What is being asked >> Every line of the data needs to be returned exactly.

======== Input material ========

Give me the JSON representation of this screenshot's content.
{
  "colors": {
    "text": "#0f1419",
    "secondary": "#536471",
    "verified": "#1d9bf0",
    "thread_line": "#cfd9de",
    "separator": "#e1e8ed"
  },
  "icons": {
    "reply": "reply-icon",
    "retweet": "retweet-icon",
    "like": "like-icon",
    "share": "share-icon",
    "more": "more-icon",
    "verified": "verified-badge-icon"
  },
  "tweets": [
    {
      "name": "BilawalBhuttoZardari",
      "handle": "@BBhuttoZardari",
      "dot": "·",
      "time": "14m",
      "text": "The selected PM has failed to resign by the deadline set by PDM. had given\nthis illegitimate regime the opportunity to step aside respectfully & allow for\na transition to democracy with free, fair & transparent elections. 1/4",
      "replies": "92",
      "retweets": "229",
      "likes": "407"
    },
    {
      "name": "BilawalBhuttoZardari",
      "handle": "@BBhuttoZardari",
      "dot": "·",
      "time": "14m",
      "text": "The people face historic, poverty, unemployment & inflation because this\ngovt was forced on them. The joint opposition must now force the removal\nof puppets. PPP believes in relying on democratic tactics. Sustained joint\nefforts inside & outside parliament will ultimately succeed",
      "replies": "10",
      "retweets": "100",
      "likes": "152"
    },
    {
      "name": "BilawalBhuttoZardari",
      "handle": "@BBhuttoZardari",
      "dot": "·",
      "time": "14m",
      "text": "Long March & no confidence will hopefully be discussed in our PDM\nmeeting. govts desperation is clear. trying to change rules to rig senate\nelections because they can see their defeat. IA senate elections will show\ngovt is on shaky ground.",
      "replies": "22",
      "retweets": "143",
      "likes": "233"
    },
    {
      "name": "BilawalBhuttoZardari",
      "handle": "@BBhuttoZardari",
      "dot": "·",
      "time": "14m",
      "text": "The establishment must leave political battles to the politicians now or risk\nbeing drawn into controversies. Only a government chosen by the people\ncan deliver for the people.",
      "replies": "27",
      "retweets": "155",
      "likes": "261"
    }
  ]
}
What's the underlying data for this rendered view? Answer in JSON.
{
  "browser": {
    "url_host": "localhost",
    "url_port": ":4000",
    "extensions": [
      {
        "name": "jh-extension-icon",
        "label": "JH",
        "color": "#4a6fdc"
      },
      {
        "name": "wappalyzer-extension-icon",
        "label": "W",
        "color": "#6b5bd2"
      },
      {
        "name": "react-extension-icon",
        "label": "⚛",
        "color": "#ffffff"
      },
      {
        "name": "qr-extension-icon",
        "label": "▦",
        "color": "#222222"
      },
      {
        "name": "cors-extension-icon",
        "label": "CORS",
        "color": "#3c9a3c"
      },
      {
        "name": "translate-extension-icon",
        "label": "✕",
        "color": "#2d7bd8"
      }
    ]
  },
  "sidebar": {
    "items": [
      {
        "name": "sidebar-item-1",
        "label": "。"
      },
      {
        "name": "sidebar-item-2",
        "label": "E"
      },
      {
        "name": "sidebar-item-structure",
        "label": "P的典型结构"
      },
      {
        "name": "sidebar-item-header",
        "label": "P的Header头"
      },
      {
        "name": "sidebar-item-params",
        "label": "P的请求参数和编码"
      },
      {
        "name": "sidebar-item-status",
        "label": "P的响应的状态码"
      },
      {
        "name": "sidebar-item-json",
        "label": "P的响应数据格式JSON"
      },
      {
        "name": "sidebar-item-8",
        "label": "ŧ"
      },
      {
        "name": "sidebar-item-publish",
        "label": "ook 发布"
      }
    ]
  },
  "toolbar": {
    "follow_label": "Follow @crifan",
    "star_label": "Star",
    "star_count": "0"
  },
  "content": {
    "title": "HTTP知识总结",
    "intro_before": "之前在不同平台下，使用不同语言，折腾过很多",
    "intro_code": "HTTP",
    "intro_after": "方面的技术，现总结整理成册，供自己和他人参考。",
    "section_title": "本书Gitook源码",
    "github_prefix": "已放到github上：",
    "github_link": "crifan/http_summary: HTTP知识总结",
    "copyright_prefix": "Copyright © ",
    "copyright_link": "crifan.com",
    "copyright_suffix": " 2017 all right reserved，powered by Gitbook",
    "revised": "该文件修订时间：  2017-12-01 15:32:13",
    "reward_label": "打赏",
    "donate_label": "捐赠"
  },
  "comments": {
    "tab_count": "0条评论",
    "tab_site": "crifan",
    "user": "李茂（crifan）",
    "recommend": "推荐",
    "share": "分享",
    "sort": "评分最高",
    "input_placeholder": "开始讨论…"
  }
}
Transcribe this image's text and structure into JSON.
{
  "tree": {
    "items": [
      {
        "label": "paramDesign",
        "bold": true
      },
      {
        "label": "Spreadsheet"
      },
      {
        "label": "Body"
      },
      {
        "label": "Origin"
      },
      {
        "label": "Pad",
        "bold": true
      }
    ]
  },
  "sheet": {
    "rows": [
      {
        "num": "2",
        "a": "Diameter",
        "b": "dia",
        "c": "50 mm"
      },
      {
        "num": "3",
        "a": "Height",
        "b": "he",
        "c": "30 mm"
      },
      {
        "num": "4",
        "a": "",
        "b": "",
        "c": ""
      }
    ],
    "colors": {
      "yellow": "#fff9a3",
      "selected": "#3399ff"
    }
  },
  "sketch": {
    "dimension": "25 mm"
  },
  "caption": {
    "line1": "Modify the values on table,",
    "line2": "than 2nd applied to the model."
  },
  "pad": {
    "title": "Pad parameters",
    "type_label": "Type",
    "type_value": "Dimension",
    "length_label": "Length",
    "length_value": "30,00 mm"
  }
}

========

Task solution >>
Give me the JSON representation of this screenshot's content.
{
  "colors": {
    "text": "#0f1419",
    "secondary": "#536471",
    "verified": "#1d9bf0",
    "thread_line": "#cfd9de",
    "separator": "#e1e8ed"
  },
  "icons": {
    "reply": "reply-icon",
    "retweet": "retweet-icon",
    "like": "like-icon",
    "share": "share-icon",
    "more": "more-icon",
    "verified": "verified-badge-icon"
  },
  "tweets": [
    {
      "name": "BilawalBhuttoZardari",
      "handle": "@BBhuttoZardari",
      "dot": "·",
      "time": "14m",
      "text": "The selected PM has failed to resign by the deadline set by PDM. had given\nthis illegitimate regime the opportunity to step aside respectfully & allow for\na transition to democracy with free, fair & transparent elections. 1/4",
      "replies": "92",
      "retweets": "229",
      "likes": "407"
    },
    {
      "name": "BilawalBhuttoZardari",
      "handle": "@BBhuttoZardari",
      "dot": "·",
      "time": "14m",
      "text": "The people face historic, poverty, unemployment & inflation because this\ngovt was forced on them. The joint opposition must now force the removal\nof puppets. PPP believes in relying on democratic tactics. Sustained joint\nefforts inside & outside parliament will ultimately succeed",
      "replies": "10",
      "retweets": "100",
      "likes": "152"
    },
    {
      "name": "BilawalBhuttoZardari",
      "handle": "@BBhuttoZardari",
      "dot": "·",
      "time": "14m",
      "text": "Long March & no confidence will hopefully be discussed in our PDM\nmeeting. govts desperation is clear. trying to change rules to rig senate\nelections because they can see their defeat. IA senate elections will show\ngovt is on shaky ground.",
      "replies": "22",
      "retweets": "143",
      "likes": "233"
    },
    {
      "name": "BilawalBhuttoZardari",
      "handle": "@BBhuttoZardari",
      "dot": "·",
      "time": "14m",
      "text": "The establishment must leave political battles to the politicians now or risk\nbeing drawn into controversies. Only a government chosen by the people\ncan deliver for the people.",
      "replies": "27",
      "retweets": "155",
      "likes": "261"
    }
  ]
}
What's the underlying data for this rendered view? Answer in JSON.
{
  "browser": {
    "url_host": "localhost",
    "url_port": ":4000",
    "extensions": [
      {
        "name": "jh-extension-icon",
        "label": "JH",
        "color": "#4a6fdc"
      },
      {
        "name": "wappalyzer-extension-icon",
        "label": "W",
        "color": "#6b5bd2"
      },
      {
        "name": "react-extension-icon",
        "label": "⚛",
        "color": "#ffffff"
      },
      {
        "name": "qr-extension-icon",
        "label": "▦",
        "color": "#222222"
      },
      {
        "name": "cors-extension-icon",
        "label": "CORS",
        "color": "#3c9a3c"
      },
      {
        "name": "translate-extension-icon",
        "label": "✕",
        "color": "#2d7bd8"
      }
    ]
  },
  "sidebar": {
    "items": [
      {
        "name": "sidebar-item-1",
        "label": "。"
      },
      {
        "name": "sidebar-item-2",
        "label": "E"
      },
      {
        "name": "sidebar-item-structure",
        "label": "P的典型结构"
      },
      {
        "name": "sidebar-item-header",
        "label": "P的Header头"
      },
      {
        "name": "sidebar-item-params",
        "label": "P的请求参数和编码"
      },
      {
        "name": "sidebar-item-status",
        "label": "P的响应的状态码"
      },
      {
        "name": "sidebar-item-json",
        "label": "P的响应数据格式JSON"
      },
      {
        "name": "sidebar-item-8",
        "label": "ŧ"
      },
      {
        "name": "sidebar-item-publish",
        "label": "ook 发布"
      }
    ]
  },
  "toolbar": {
    "follow_label": "Follow @crifan",
    "star_label": "Star",
    "star_count": "0"
  },
  "content": {
    "title": "HTTP知识总结",
    "intro_before": "之前在不同平台下，使用不同语言，折腾过很多",
    "intro_code": "HTTP",
    "intro_after": "方面的技术，现总结整理成册，供自己和他人参考。",
    "section_title": "本书Gitook源码",
    "github_prefix": "已放到github上：",
    "github_link": "crifan/http_summary: HTTP知识总结",
    "copyright_prefix": "Copyright © ",
    "copyright_link": "crifan.com",
    "copyright_suffix": " 2017 all right reserved，powered by Gitbook",
    "revised": "该文件修订时间：  2017-12-01 15:32:13",
    "reward_label": "打赏",
    "donate_label": "捐赠"
  },
  "comments": {
    "tab_count": "0条评论",
    "tab_site": "crifan",
    "user": "李茂（crifan）",
    "recommend": "推荐",
    "share": "分享",
    "sort": "评分最高",
    "input_placeholder": "开始讨论…"
  }
}
Transcribe this image's text and structure into JSON.
{
  "tree": {
    "items": [
      {
        "label": "paramDesign",
        "bold": true
      },
      {
        "label": "Spreadsheet"
      },
      {
        "label": "Body"
      },
      {
        "label": "Origin"
      },
      {
        "label": "Pad",
        "bold": true
      }
    ]
  },
  "sheet": {
    "rows": [
      {
        "num": "2",
        "a": "Diameter",
        "b": "dia",
        "c": "50 mm"
      },
      {
        "num": "3",
        "a": "Height",
        "b": "he",
        "c": "30 mm"
      },
      {
        "num": "4",
        "a": "",
        "b": "",
        "c": ""
      }
    ],
    "colors": {
      "yellow": "#fff9a3",
      "selected": "#3399ff"
    }
  },
  "sketch": {
    "dimension": "25 mm"
  },
  "caption": {
    "line1": "Modify the values on table,",
    "line2": "than 2nd applied to the model."
  },
  "pad": {
    "title": "Pad parameters",
    "type_label": "Type",
    "type_value": "Dimension",
    "length_label": "Length",
    "length_value": "30,00 mm"
  }
}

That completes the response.